If you ever get a chance to visit north central Wisconsin, Jurustic Park and the Hobbit House should be on your list of places to visit. We thoroughly enjoyed the creativity, charm and hospitality of Clyde and Nancy Wynia.


You can read more about Clyde and Nancy Wynia here:

© 2013 Judy Nolan. All rights reserved.

Mar 292011

When it comes to jewelry, Karen of Mystic Wynd is likely the queen of eclectic styles. This grandmother of seven, now retired from the health insurance industry, is a self-taught jewelry artisan. Like a “wynd” that changes direction, Karen designs with diversity in mind: the fun and trendy, the bold and powerful, the simple and understated, and the one-of-a-kind. You can also find her elegant wedding jewelry at MW Elegance.  “I guess it would be safe to say,” she says, “that my life has forever been about learning and evolving. I believe life is about balance and respect and—while it may sound corny, “being one with the universe.”

Karen’s work space reflects her wide-ranging interests and her love of natural stones, crystals, vintage-look metals, colorful beads and—in general—unique materials.

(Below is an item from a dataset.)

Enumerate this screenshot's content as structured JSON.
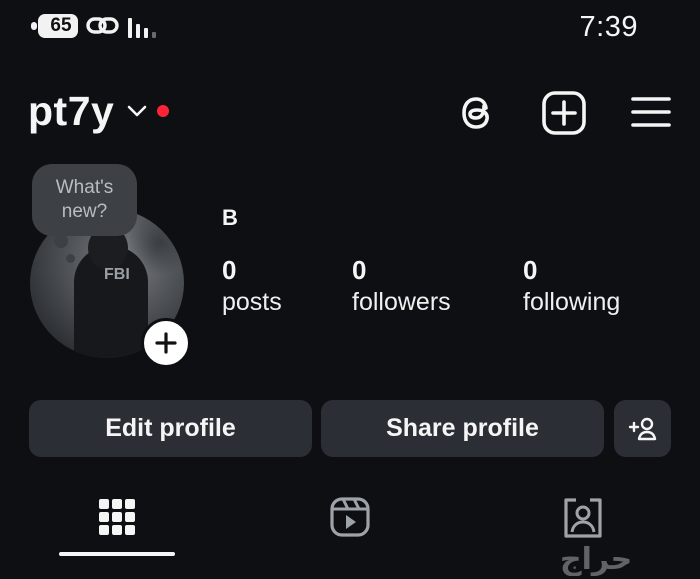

She stores her materials in plastic boxes with divided compartments, and has one of the most organized work spaces I have ever seen. Some of her overflow supplies can be found at The Crafters’ Cabinet on Etsy.

Karen's Supplies and Work Space

Karen, who grew up on the south side of Chicago, now resides in Arizona, whose southwestern influence is evident in some of her designs, such as the one below.

Pewter Bear Claw Necklace with Wooden Beads

My favorite two items from her Mystic Wynd shop, however, are the necklace and bracelet shown below.

Pink Rose Floral Glass with Pearl Necklace

Gardener's Copper Charm Bracelet with Flowers

To learn more about Karen, visit her blog. You can also read about her in the excellent interview posted on the EtsyBloggers blog.